Jeopardy! History Wiki

Merv Griffin (born. Mervyn Edward "Merv" Griffin Jr. July 6, 1925 – died. August 12, 2007) was the creator and executive producer of Wheel of Fortune and Jeopardy!, as well as a talk show host, singer, and star in several forms of media.

Early Career[]

Merv broke through in 1950 as a singer with the hit I've Got a Lovely Bunch of Coconuts, and hosted the Goodson-Todman game Play Your Hunch from 1958-62. Griffin found success as a talk show host, first as a guest host on The Tonight Show and next on his own Merv Griffin Show (Robert Q. Lewis took over on Play Your Hunch, which ended a year later). He also filled in for Bill Cullen on the original version of The Price is Right as Vanna White on June 20, 1980.

Jeopardy! and Wheel[]

March 30, 1964, saw the debut of Jeopardy! (What's the Question? during development), which ran on NBC until January 3, 1975, for a total of 2,753 shows; once it ended, the remaining year of the show's contract became the first-year contract for Wheel. The current Jeopardy!, which debuted in 1984, is often paired with Wheel in syndication and usually aired after it, a scenario which also happened for the last two months of its brief 1978-79 revival. Like The Merv Griffin Show (1962) or Merv Griffin Crosswords on September 10, 2007, on NBC at 4 pm.

Griffin was also a prolific musician, having composed both the signature Jeopardy! think music and the music package used by Wheel from 1983-2000, most notably the main melody Changing Keys. While Merv was executive producer of Wheel from the Shopper's Bazaar pilot in 1973, he was not credited on the series until January 10, 1990. Before that, top billing moved to John Rhinehart from January 1975 to April 1976 and Nancy Jones there-after.

In July 1994, he made a deal to remain executive producer of both shows until 2000; this deal included folding Merv Griffin Enterprises into Columbia TriStar Television, allowing the latter to take over the production of both shows starting in the fall of that year.

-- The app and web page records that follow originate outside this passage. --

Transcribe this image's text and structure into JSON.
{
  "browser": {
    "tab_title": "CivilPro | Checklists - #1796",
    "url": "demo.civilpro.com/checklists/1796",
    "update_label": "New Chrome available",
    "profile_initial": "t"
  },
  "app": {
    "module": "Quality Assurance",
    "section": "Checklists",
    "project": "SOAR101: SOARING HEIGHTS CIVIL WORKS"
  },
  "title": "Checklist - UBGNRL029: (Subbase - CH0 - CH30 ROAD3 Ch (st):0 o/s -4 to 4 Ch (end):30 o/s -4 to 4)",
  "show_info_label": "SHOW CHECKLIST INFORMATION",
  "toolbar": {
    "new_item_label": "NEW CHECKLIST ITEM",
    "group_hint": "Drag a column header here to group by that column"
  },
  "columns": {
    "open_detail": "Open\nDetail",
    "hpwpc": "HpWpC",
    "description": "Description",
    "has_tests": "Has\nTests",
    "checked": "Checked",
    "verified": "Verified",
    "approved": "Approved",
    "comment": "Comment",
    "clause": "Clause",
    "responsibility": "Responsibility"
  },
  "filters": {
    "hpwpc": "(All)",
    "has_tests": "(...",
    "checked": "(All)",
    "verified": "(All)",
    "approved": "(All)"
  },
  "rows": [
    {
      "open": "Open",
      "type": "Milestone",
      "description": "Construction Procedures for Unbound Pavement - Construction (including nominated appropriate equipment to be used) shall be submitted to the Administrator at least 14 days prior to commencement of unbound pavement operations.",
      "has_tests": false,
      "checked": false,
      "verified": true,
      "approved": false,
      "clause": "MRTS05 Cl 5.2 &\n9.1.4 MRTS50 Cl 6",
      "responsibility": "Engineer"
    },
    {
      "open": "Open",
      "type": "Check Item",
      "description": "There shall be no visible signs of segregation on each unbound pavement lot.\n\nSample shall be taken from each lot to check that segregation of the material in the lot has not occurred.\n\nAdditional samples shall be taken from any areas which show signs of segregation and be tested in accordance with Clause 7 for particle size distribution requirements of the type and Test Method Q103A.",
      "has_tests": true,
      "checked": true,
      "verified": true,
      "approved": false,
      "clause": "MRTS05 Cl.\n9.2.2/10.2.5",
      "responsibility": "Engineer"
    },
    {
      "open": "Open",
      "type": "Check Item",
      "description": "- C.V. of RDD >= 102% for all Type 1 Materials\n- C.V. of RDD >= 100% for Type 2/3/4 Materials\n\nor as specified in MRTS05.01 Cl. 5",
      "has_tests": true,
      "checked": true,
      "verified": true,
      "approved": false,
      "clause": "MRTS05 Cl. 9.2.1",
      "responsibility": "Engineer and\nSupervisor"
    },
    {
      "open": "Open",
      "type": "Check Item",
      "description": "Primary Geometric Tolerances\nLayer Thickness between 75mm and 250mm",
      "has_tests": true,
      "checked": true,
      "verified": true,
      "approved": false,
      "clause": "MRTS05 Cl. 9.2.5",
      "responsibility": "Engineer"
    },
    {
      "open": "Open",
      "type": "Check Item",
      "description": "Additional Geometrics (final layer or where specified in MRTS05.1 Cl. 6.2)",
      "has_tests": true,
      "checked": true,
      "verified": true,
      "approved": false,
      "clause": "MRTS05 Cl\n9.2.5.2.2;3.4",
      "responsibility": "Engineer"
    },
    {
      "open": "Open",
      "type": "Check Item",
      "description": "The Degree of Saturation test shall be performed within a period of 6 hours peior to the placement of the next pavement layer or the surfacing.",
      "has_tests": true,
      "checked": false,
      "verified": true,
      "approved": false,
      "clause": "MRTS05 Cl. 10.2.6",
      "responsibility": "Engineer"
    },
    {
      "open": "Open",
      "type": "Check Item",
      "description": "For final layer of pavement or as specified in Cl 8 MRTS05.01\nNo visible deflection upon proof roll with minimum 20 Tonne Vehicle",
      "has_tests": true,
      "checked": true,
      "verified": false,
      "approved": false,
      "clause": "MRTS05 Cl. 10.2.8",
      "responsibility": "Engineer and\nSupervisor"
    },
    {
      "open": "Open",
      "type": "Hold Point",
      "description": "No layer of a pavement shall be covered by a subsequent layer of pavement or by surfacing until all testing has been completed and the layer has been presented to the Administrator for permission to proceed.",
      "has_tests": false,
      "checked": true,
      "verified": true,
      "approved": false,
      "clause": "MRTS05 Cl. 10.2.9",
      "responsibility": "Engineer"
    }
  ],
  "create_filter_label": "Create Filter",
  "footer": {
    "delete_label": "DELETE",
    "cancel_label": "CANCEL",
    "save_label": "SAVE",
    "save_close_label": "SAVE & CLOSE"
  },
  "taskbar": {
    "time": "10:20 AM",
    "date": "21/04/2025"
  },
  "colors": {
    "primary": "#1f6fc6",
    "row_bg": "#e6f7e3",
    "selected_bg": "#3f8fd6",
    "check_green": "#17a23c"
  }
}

Merv retired from both Wheel and Jeopardy! in 2000, being succeeded by Harry Friedman.

Jeopardy! Texts[]